* _Your instructions_
From the first line to the last, print the listing exactly.

* _The data_

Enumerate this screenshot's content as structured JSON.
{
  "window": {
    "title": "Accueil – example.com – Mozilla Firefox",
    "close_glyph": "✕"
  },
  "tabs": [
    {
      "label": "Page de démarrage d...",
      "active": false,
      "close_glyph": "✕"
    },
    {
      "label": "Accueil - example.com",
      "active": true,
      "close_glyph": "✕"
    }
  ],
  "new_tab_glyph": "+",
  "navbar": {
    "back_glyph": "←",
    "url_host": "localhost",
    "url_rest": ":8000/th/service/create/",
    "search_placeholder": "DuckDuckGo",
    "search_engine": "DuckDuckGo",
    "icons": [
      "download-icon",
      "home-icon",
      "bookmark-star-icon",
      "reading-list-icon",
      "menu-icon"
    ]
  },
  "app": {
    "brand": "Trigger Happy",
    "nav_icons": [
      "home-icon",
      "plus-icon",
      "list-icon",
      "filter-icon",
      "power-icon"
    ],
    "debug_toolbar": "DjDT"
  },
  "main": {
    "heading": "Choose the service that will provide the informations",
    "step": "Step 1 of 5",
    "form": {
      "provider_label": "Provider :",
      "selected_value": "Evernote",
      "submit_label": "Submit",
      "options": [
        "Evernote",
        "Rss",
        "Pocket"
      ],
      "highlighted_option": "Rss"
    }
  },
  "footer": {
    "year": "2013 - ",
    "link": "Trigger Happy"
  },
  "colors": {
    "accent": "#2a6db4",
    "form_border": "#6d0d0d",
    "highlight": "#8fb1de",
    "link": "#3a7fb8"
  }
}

* _Reply_
Enumerate this screenshot's content as structured JSON.
{
  "window": {
    "title": "Accueil – example.com – Mozilla Firefox",
    "close_glyph": "✕"
  },
  "tabs": [
    {
      "label": "Page de démarrage d...",
      "active": false,
      "close_glyph": "✕"
    },
    {
      "label": "Accueil - example.com",
      "active": true,
      "close_glyph": "✕"
    }
  ],
  "new_tab_glyph": "+",
  "navbar": {
    "back_glyph": "←",
    "url_host": "localhost",
    "url_rest": ":8000/th/service/create/",
    "search_placeholder": "DuckDuckGo",
    "search_engine": "DuckDuckGo",
    "icons": [
      "download-icon",
      "home-icon",
      "bookmark-star-icon",
      "reading-list-icon",
      "menu-icon"
    ]
  },
  "app": {
    "brand": "Trigger Happy",
    "nav_icons": [
      "home-icon",
      "plus-icon",
      "list-icon",
      "filter-icon",
      "power-icon"
    ],
    "debug_toolbar": "DjDT"
  },
  "main": {
    "heading": "Choose the service that will provide the informations",
    "step": "Step 1 of 5",
    "form": {
      "provider_label": "Provider :",
      "selected_value": "Evernote",
      "submit_label": "Submit",
      "options": [
        "Evernote",
        "Rss",
        "Pocket"
      ],
      "highlighted_option": "Rss"
    }
  },
  "footer": {
    "year": "2013 - ",
    "link": "Trigger Happy"
  },
  "colors": {
    "accent": "#2a6db4",
    "form_border": "#6d0d0d",
    "highlight": "#8fb1de",
    "link": "#3a7fb8"
  }
}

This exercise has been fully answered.